I've now added new content to Songs of the Victorians!  Users can now view the archive page and the analysis page of Sir Arthur Sullivan's "The Lost Chord" (1877), a song setting of Adelaide Procter's "A Lost Chord" (1860).  Many of you may know "The Lost Chord," since it, along with Balfe's "Come into the Garden, Maud," is one of the most famous Victorian parlor songs.  It has often been interpreted as a sentimental poem about the vital importance of religion and religious music in an uncertain world, but these interpretations do not take into account the surprising harmonic twists and the publication contexts of the poem (the poem was first published in The Englishwoman's Journal, a feminist periodical, and later in Legends and Lyrics, a volume of Procter's collected works).  I'm arguing that the song actually undercuts the expected sentimental solace and gives the poem new access to the political and social message of its two publication contexts: it unites the feminist and the religiously questioning reading.  By examining the musical reception history of Procter’s poem through multiple incarnations and remediations, we can rediscover this “lost chord,” hear its overlooked commentaries on women’s lives and religious doubt, and reinstate it in the polyphony of critical discourse.

The final section of Songs of the Victorians (until I start accepting submissions from other scholars), on Arthur Somervell's Maud (1898), a song cycle that uses Alfred Tennyson's monodrama Maud (1855) as text, is almost done.  I hope to have it go live next week.

I'd love to hear your comments on this new section, so please leave your thoughts below.  Thanks!

Wednesday, July 24, 2013


I'm back in Charlottesville after five weeks of traveling in Europe for conferences.  I had a wonderful time both at NAVSA Venice (read my thoughts on the conference and workshop here) and at the Ninth Biennial Conference on Music in Nineteenth-Century Britain, held in Cardiff.  I met many scholars whose work I've admired and quoted for years and met many new colleagues and friends, and Songs of the Victorians received an enthusiastic response.  Next week, I'll be posting news about more updates to Songs of the Victorians (including, I hope, an announcement that the archive and analysis pages for the next song are live).

For this week, I wanted to inform you of two interviews I've given since getting back in the country about my digital projects.  First, I was interviewed by feminist blogger Jaclyn Munson for "Onward and F-Word" as part of her "women to watch series" about my research, digital projects, and investment in feminism.  I was honored to be the first woman interviewed in this group, and you can read the interview here.

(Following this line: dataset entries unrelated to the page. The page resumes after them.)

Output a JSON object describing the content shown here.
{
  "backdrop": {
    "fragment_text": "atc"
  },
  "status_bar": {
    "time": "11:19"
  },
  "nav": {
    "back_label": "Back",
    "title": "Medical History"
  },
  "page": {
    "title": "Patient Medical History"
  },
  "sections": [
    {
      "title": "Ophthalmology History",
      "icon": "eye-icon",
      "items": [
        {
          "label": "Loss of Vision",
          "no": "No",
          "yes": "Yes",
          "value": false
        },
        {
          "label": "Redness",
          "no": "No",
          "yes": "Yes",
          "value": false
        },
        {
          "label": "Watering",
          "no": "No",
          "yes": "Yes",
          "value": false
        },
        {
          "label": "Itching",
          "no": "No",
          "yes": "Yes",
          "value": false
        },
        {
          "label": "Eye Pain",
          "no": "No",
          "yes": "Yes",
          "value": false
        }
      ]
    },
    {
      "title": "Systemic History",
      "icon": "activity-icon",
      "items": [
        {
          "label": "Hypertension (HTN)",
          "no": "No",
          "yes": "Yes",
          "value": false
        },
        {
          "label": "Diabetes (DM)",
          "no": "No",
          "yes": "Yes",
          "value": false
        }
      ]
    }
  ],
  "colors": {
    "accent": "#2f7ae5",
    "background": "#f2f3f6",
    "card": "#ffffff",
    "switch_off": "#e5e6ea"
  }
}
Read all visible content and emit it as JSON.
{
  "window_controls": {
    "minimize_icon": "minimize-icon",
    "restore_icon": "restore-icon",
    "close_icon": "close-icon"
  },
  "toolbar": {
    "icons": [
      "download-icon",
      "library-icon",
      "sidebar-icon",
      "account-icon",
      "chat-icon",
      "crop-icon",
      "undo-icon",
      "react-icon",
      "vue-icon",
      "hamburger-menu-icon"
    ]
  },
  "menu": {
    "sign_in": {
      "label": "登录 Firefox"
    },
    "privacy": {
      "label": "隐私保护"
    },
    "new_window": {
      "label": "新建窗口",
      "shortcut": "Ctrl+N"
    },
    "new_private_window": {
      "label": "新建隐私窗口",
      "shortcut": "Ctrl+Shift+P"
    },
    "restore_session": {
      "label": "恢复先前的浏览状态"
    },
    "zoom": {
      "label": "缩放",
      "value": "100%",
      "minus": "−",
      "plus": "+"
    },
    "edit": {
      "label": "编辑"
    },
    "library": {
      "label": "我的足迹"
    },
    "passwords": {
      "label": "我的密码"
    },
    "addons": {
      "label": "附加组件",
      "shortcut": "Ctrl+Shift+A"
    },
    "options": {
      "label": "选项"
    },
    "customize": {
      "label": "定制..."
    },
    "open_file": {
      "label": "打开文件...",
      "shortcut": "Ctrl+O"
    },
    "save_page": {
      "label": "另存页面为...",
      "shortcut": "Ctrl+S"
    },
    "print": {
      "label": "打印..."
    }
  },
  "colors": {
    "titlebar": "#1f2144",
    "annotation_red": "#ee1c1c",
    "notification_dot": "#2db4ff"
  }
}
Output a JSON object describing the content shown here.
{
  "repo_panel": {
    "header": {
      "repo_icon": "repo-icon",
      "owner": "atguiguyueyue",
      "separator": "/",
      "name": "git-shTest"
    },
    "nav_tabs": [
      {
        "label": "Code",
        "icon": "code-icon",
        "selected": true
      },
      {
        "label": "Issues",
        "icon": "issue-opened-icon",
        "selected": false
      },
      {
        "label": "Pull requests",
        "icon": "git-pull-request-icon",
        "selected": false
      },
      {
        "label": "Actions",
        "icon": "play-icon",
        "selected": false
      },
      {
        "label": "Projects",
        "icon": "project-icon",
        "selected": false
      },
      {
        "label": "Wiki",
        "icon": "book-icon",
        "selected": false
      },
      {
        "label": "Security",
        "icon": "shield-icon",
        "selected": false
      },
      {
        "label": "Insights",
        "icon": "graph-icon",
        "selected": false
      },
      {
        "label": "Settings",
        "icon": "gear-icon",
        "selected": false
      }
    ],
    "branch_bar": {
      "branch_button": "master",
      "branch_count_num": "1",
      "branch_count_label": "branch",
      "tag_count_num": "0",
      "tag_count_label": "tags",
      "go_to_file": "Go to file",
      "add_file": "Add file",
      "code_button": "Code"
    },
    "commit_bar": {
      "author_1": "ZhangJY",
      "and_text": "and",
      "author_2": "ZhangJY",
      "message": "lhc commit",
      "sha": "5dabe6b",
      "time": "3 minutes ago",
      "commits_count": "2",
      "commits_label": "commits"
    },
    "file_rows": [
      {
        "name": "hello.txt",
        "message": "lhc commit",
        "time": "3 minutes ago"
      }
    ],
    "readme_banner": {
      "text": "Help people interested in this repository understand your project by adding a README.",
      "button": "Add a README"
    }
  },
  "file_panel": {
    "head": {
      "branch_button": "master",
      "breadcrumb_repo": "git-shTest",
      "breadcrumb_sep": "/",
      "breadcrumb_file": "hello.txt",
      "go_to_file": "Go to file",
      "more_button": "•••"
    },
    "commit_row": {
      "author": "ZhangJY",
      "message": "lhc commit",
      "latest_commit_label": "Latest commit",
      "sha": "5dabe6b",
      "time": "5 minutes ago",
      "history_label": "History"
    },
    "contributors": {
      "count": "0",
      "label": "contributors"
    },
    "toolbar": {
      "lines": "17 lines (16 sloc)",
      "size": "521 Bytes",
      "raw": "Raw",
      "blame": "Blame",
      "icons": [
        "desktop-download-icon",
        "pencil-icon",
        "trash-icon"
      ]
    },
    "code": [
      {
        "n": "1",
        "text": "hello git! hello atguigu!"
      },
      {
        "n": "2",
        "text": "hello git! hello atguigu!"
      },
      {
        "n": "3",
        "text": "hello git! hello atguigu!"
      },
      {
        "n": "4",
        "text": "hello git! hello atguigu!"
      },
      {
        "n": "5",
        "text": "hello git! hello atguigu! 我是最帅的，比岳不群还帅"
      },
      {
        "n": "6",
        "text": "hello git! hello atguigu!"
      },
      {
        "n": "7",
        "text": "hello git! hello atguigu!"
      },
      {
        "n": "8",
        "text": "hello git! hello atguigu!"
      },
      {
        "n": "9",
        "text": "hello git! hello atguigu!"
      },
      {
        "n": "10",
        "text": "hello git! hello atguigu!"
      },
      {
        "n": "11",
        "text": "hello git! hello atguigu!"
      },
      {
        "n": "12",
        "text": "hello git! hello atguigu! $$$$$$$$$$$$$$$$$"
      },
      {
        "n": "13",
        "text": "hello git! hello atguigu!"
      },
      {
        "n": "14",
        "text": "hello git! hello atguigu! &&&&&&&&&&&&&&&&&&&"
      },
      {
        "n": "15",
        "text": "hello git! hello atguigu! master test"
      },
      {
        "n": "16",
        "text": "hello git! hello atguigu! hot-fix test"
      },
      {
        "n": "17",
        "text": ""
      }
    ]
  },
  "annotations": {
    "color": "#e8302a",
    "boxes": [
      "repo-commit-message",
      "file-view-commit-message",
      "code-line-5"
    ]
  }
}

This morning, my interview about Augmented Notes with Hope Leman for Critical Margins went live. As many of you probably know, Critical Margins is a blog on "book culture, technology, reading, and publishing in the digital age."  My interview is part of a series that Hope is conducting about advances in digital publishing, and I'm thrilled to be included.  If you want to learn more about Augmented Notes, you can read that interview here.

More next week!